▶ **DATA UNDER STUDY**:
□ □ □ □ □

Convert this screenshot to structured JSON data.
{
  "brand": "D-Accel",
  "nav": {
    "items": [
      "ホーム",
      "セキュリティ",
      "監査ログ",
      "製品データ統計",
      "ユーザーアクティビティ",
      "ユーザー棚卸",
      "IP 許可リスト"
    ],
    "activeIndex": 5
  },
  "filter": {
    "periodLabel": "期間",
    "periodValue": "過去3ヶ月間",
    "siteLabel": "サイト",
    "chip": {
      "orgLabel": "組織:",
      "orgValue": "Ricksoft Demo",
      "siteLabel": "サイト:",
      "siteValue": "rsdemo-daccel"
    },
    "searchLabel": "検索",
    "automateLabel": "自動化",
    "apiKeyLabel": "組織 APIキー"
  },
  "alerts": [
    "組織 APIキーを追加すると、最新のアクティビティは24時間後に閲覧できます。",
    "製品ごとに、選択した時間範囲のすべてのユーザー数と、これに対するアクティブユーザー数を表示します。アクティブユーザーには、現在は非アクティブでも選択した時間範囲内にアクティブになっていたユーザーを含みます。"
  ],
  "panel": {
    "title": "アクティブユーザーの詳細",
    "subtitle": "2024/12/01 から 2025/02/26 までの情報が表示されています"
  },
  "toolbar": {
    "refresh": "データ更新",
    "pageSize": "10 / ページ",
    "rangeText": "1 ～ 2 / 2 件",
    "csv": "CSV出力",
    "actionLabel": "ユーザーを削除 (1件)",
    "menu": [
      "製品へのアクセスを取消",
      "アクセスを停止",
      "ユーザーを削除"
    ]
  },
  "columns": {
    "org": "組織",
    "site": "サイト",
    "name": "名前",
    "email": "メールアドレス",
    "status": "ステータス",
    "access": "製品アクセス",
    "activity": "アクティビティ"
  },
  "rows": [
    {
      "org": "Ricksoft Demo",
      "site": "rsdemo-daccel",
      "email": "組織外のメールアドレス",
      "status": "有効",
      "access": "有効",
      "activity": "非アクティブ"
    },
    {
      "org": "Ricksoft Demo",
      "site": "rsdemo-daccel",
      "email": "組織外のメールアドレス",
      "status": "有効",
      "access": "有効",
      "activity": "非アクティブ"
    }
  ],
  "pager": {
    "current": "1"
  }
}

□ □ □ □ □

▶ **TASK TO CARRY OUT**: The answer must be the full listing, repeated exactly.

▶ **THE COMPLETED TASK**:
Convert this screenshot to structured JSON data.
{
  "brand": "D-Accel",
  "nav": {
    "items": [
      "ホーム",
      "セキュリティ",
      "監査ログ",
      "製品データ統計",
      "ユーザーアクティビティ",
      "ユーザー棚卸",
      "IP 許可リスト"
    ],
    "activeIndex": 5
  },
  "filter": {
    "periodLabel": "期間",
    "periodValue": "過去3ヶ月間",
    "siteLabel": "サイト",
    "chip": {
      "orgLabel": "組織:",
      "orgValue": "Ricksoft Demo",
      "siteLabel": "サイト:",
      "siteValue": "rsdemo-daccel"
    },
    "searchLabel": "検索",
    "automateLabel": "自動化",
    "apiKeyLabel": "組織 APIキー"
  },
  "alerts": [
    "組織 APIキーを追加すると、最新のアクティビティは24時間後に閲覧できます。",
    "製品ごとに、選択した時間範囲のすべてのユーザー数と、これに対するアクティブユーザー数を表示します。アクティブユーザーには、現在は非アクティブでも選択した時間範囲内にアクティブになっていたユーザーを含みます。"
  ],
  "panel": {
    "title": "アクティブユーザーの詳細",
    "subtitle": "2024/12/01 から 2025/02/26 までの情報が表示されています"
  },
  "toolbar": {
    "refresh": "データ更新",
    "pageSize": "10 / ページ",
    "rangeText": "1 ～ 2 / 2 件",
    "csv": "CSV出力",
    "actionLabel": "ユーザーを削除 (1件)",
    "menu": [
      "製品へのアクセスを取消",
      "アクセスを停止",
      "ユーザーを削除"
    ]
  },
  "columns": {
    "org": "組織",
    "site": "サイト",
    "name": "名前",
    "email": "メールアドレス",
    "status": "ステータス",
    "access": "製品アクセス",
    "activity": "アクティビティ"
  },
  "rows": [
    {
      "org": "Ricksoft Demo",
      "site": "rsdemo-daccel",
      "email": "組織外のメールアドレス",
      "status": "有効",
      "access": "有効",
      "activity": "非アクティブ"
    },
    {
      "org": "Ricksoft Demo",
      "site": "rsdemo-daccel",
      "email": "組織外のメールアドレス",
      "status": "有効",
      "access": "有効",
      "activity": "非アクティブ"
    }
  ],
  "pager": {
    "current": "1"
  }
}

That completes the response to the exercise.